The front of a few dozen glossy convertibles in the showroom is a dark gray Porsche 911. Asking price 89,950 euros. This model is going very fast, says Jack Driessen. “A Porsche is a childhood dream for every man, well, for a lot of people.”
Driessen is the owner of Cabrioland, with two showrooms and garages in Binckhorst in The Hague. It is an “extreme madhouse,” he says. Just as bad as the years before the financial crisis. “Then the trees also grew almost to the sky. Same as now.”
Something is striking about the revival of the economy: the market for convertibles is thriving. Definitely the one from occasions, second-hand cars. In the first half of this year, for example, Dutch companies had already sold twelve hundred convertibles more than in the same period a year earlier, according to figures from industry association Bovag.
Back to the Porsche. A beautiful car, Driessen thinks. The streamline. The classic look. The quality of the materials. That typical deep roar of the engine. “When you close a door…” POF. “Yeah, that’s just a Porsche. You hear that right away.”
Driessen sells used cars from 20,000 euros. With outliers: “I just sold one of one and a half tons. But especially very expensive cars are hard to come by now.”

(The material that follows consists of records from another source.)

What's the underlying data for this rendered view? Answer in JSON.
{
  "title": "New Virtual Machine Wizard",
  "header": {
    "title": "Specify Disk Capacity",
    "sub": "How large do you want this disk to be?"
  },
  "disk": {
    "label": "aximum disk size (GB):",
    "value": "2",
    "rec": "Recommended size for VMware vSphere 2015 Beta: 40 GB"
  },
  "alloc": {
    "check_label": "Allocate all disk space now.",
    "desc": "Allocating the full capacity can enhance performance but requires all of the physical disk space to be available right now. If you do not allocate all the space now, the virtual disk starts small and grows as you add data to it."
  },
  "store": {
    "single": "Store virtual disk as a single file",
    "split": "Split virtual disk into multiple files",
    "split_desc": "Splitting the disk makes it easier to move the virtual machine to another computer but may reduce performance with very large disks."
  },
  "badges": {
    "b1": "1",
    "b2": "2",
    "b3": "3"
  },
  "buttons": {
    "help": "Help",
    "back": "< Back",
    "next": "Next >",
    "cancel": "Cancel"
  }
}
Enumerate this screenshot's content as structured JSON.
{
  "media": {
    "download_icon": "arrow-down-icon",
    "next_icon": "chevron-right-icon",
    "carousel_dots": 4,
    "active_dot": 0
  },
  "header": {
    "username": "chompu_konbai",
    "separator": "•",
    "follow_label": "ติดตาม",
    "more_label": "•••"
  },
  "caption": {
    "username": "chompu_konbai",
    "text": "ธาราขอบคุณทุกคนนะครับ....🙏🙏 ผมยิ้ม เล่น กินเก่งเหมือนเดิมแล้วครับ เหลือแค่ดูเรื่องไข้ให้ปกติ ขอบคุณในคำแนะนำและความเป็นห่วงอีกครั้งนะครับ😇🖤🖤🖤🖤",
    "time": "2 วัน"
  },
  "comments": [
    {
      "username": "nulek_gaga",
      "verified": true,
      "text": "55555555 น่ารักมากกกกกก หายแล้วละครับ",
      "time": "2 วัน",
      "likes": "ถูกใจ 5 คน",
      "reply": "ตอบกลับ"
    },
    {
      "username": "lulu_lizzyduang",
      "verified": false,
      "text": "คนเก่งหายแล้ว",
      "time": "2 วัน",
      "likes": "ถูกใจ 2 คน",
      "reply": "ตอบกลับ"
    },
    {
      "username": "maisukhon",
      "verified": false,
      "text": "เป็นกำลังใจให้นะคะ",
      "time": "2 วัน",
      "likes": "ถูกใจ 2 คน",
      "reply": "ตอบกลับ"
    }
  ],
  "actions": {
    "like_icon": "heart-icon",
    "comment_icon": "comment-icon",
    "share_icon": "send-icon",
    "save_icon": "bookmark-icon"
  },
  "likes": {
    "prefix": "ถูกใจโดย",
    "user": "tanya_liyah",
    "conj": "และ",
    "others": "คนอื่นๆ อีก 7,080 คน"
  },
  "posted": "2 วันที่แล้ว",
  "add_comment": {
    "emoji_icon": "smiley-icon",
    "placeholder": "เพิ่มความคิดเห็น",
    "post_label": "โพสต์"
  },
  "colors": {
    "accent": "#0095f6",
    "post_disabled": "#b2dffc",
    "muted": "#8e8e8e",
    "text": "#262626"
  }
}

When corona raged through the Netherlands at its most violent in March last year, it also became quiet in the showrooms of Driessen. Sales fell by 80 percent. “People canceled appointments. They didn’t dare come anymore,” says Driessen. He panicked for a moment. What’s going to happen here.”
Test drives at home
Cabrioland started offering test drives at home. For example, an Alfa Romeo Spider was driven to Eindhoven. And a Range Rover to Amsterdam.
But it ended with a few home visits. “After about a month or so, everything started to get going again,” says Driessen.
Many customers turned out not to be vulnerable to the crisis. Many doctors, civil-law notaries and lawyers enter Cabrioland. It often goes through. A lawyer sends another lawyer, someone from the hospital sends a colleague.
He did hear it once that customers were afraid of the economic consequences of Covid-19. “For example, I have a customer with tanning salons who has bought about twenty cars from us,” says Driessen. “He normally changes about every two years. Not this year. Take it easy.”
Now, in early summer, it is busier than ever. “People couldn’t spend their money on luxury travel, on restaurants. They have it lying around and want to enjoy it.”
What matters is that some customers still avoid the plane. A country can just change from code yellow to orange again. They are more flexible by car. Driessen now also sells many four-seat convertibles, „because people want to travel. They take the car to the south of France, or Italy. Have a nice tour”.
“I come for the Mercedes,” says Rob Schaart, a customer, when he enters the store. Driessen: “I’m coming. Would you like a cup of coffee?”
Schaart, a real estate agent in The Hague, has suffered little from the corona crisis. “Selling houses is not the problem now.” At the moment he has a house for sale for 1.3 million euros.
The broker now drives a Porsche convertible from 2001. „I just want to innovate a bit. And my convertible has a fabric hood, which is burglar-proof. You can safely leave these on the street, you see.”
Driessen extensively praises the Mercedes. He points to the thick bumpers and the big rims. “Yes, yes, so a bit of ostentation”, says Schaart. “Yes, exactly, yes.”
Scissors let it sink in for a while. On the way back, the men pass the almost one-ton Porsche. “I’d rather take this with me,” laughs Schaart. Driessen: “That’s possible!”
Later in the afternoon, Driessen sits at the computer, where he can usually be found when there are no customers in the business. He is looking for used cars to import. “We have an employee who drives a truck through Germany and inspects it.” And negotiate? “In principle yes, but in general you don’t get much done with Germans.”
Driessen shows on the Cabrioland website how fast it can go. He just sold an Audi A5, while there weren’t even any pictures of it online. “My colleague was at the car in Germany and texted a few photos to an interested customer. As soon as the car got here, they were at the door. They walked around the car and it was sold.”
Driessen points to a Porsche 911 of one and a half tons on the screen. “Three customers had shown interest in this. The first one I called happened to be nearby. The car was sold within half an hour.”
He would ‘love to buy more cars like this’, says Driessen. “But it’s almost impossible to get to now. Sometimes I search for two or three days without finding anything.”